The problem
The data below is to be returned in full and exactly.
START Data to use
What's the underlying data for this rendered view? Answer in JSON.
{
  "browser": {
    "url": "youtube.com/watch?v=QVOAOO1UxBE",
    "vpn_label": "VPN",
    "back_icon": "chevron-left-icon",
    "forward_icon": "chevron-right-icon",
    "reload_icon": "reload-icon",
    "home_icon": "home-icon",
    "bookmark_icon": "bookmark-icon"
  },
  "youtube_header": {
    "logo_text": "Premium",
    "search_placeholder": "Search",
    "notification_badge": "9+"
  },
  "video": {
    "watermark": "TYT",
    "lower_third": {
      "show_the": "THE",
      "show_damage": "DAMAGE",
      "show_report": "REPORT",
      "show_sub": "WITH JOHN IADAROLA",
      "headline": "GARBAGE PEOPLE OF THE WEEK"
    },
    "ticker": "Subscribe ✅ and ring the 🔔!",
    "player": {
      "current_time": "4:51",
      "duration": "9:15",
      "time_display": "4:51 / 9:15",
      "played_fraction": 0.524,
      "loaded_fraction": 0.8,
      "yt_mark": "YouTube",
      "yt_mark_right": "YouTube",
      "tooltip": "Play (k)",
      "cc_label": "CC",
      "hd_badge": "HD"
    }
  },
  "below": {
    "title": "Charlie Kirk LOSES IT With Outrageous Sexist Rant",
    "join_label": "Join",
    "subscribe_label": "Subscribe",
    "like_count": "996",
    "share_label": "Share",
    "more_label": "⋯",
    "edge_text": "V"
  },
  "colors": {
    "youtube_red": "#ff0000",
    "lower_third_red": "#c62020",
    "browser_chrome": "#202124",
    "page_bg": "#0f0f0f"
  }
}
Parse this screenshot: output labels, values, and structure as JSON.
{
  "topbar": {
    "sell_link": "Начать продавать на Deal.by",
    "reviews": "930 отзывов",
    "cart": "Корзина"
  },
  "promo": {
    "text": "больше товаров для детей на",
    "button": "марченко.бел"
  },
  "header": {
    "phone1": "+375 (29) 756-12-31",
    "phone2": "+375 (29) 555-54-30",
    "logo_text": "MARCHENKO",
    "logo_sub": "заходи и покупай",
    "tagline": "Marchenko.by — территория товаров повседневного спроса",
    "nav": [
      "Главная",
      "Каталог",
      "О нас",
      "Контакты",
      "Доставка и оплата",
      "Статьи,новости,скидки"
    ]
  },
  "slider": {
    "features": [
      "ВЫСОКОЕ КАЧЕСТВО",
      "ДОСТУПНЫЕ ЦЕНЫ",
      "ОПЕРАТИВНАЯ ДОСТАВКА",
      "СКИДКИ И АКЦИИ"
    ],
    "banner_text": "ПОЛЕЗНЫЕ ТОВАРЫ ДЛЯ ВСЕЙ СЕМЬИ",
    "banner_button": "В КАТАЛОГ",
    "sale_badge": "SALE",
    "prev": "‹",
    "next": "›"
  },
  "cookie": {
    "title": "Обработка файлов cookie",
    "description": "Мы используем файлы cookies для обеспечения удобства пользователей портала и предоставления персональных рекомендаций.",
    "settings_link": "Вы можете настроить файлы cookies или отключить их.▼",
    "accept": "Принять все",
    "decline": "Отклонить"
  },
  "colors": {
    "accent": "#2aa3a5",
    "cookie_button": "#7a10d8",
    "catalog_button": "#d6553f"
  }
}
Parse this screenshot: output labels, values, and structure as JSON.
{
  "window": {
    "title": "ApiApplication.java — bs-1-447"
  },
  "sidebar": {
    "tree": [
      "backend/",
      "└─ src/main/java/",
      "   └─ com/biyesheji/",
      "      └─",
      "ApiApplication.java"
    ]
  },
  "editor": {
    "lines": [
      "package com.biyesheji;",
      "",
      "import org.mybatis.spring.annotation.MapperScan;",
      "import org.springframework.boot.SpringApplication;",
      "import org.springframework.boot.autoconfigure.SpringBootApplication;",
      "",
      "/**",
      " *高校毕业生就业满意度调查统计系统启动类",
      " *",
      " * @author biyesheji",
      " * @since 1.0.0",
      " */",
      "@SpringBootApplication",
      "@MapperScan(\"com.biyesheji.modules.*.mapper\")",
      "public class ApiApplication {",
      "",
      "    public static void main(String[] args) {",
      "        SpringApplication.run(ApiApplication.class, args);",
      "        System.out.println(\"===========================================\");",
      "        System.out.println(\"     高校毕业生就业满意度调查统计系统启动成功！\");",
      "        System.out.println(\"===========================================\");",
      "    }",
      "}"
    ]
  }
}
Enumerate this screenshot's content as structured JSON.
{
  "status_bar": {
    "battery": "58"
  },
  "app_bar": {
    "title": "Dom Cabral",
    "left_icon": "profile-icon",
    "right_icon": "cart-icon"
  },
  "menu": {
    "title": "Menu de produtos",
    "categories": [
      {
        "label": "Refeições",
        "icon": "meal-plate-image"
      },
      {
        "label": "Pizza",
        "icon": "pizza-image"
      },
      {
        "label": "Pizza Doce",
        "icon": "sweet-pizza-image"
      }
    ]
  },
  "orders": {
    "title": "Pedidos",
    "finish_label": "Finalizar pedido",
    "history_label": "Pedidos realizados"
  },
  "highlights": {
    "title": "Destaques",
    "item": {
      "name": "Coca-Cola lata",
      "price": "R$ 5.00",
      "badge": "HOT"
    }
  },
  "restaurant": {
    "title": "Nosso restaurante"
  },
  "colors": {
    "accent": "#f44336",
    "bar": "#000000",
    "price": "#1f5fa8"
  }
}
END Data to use
Final answer
What's the underlying data for this rendered view? Answer in JSON.
{
  "browser": {
    "url": "youtube.com/watch?v=QVOAOO1UxBE",
    "vpn_label": "VPN",
    "back_icon": "chevron-left-icon",
    "forward_icon": "chevron-right-icon",
    "reload_icon": "reload-icon",
    "home_icon": "home-icon",
    "bookmark_icon": "bookmark-icon"
  },
  "youtube_header": {
    "logo_text": "Premium",
    "search_placeholder": "Search",
    "notification_badge": "9+"
  },
  "video": {
    "watermark": "TYT",
    "lower_third": {
      "show_the": "THE",
      "show_damage": "DAMAGE",
      "show_report": "REPORT",
      "show_sub": "WITH JOHN IADAROLA",
      "headline": "GARBAGE PEOPLE OF THE WEEK"
    },
    "ticker": "Subscribe ✅ and ring the 🔔!",
    "player": {
      "current_time": "4:51",
      "duration": "9:15",
      "time_display": "4:51 / 9:15",
      "played_fraction": 0.524,
      "loaded_fraction": 0.8,
      "yt_mark": "YouTube",
      "yt_mark_right": "YouTube",
      "tooltip": "Play (k)",
      "cc_label": "CC",
      "hd_badge": "HD"
    }
  },
  "below": {
    "title": "Charlie Kirk LOSES IT With Outrageous Sexist Rant",
    "join_label": "Join",
    "subscribe_label": "Subscribe",
    "like_count": "996",
    "share_label": "Share",
    "more_label": "⋯",
    "edge_text": "V"
  },
  "colors": {
    "youtube_red": "#ff0000",
    "lower_third_red": "#c62020",
    "browser_chrome": "#202124",
    "page_bg": "#0f0f0f"
  }
}
Parse this screenshot: output labels, values, and structure as JSON.
{
  "topbar": {
    "sell_link": "Начать продавать на Deal.by",
    "reviews": "930 отзывов",
    "cart": "Корзина"
  },
  "promo": {
    "text": "больше товаров для детей на",
    "button": "марченко.бел"
  },
  "header": {
    "phone1": "+375 (29) 756-12-31",
    "phone2": "+375 (29) 555-54-30",
    "logo_text": "MARCHENKO",
    "logo_sub": "заходи и покупай",
    "tagline": "Marchenko.by — территория товаров повседневного спроса",
    "nav": [
      "Главная",
      "Каталог",
      "О нас",
      "Контакты",
      "Доставка и оплата",
      "Статьи,новости,скидки"
    ]
  },
  "slider": {
    "features": [
      "ВЫСОКОЕ КАЧЕСТВО",
      "ДОСТУПНЫЕ ЦЕНЫ",
      "ОПЕРАТИВНАЯ ДОСТАВКА",
      "СКИДКИ И АКЦИИ"
    ],
    "banner_text": "ПОЛЕЗНЫЕ ТОВАРЫ ДЛЯ ВСЕЙ СЕМЬИ",
    "banner_button": "В КАТАЛОГ",
    "sale_badge": "SALE",
    "prev": "‹",
    "next": "›"
  },
  "cookie": {
    "title": "Обработка файлов cookie",
    "description": "Мы используем файлы cookies для обеспечения удобства пользователей портала и предоставления персональных рекомендаций.",
    "settings_link": "Вы можете настроить файлы cookies или отключить их.▼",
    "accept": "Принять все",
    "decline": "Отклонить"
  },
  "colors": {
    "accent": "#2aa3a5",
    "cookie_button": "#7a10d8",
    "catalog_button": "#d6553f"
  }
}
Parse this screenshot: output labels, values, and structure as JSON.
{
  "window": {
    "title": "ApiApplication.java — bs-1-447"
  },
  "sidebar": {
    "tree": [
      "backend/",
      "└─ src/main/java/",
      "   └─ com/biyesheji/",
      "      └─",
      "ApiApplication.java"
    ]
  },
  "editor": {
    "lines": [
      "package com.biyesheji;",
      "",
      "import org.mybatis.spring.annotation.MapperScan;",
      "import org.springframework.boot.SpringApplication;",
      "import org.springframework.boot.autoconfigure.SpringBootApplication;",
      "",
      "/**",
      " *高校毕业生就业满意度调查统计系统启动类",
      " *",
      " * @author biyesheji",
      " * @since 1.0.0",
      " */",
      "@SpringBootApplication",
      "@MapperScan(\"com.biyesheji.modules.*.mapper\")",
      "public class ApiApplication {",
      "",
      "    public static void main(String[] args) {",
      "        SpringApplication.run(ApiApplication.class, args);",
      "        System.out.println(\"===========================================\");",
      "        System.out.println(\"     高校毕业生就业满意度调查统计系统启动成功！\");",
      "        System.out.println(\"===========================================\");",
      "    }",
      "}"
    ]
  }
}
Enumerate this screenshot's content as structured JSON.
{
  "status_bar": {
    "battery": "58"
  },
  "app_bar": {
    "title": "Dom Cabral",
    "left_icon": "profile-icon",
    "right_icon": "cart-icon"
  },
  "menu": {
    "title": "Menu de produtos",
    "categories": [
      {
        "label": "Refeições",
        "icon": "meal-plate-image"
      },
      {
        "label": "Pizza",
        "icon": "pizza-image"
      },
      {
        "label": "Pizza Doce",
        "icon": "sweet-pizza-image"
      }
    ]
  },
  "orders": {
    "title": "Pedidos",
    "finish_label": "Finalizar pedido",
    "history_label": "Pedidos realizados"
  },
  "highlights": {
    "title": "Destaques",
    "item": {
      "name": "Coca-Cola lata",
      "price": "R$ 5.00",
      "badge": "HOT"
    }
  },
  "restaurant": {
    "title": "Nosso restaurante"
  },
  "colors": {
    "accent": "#f44336",
    "bar": "#000000",
    "price": "#1f5fa8"
  }
}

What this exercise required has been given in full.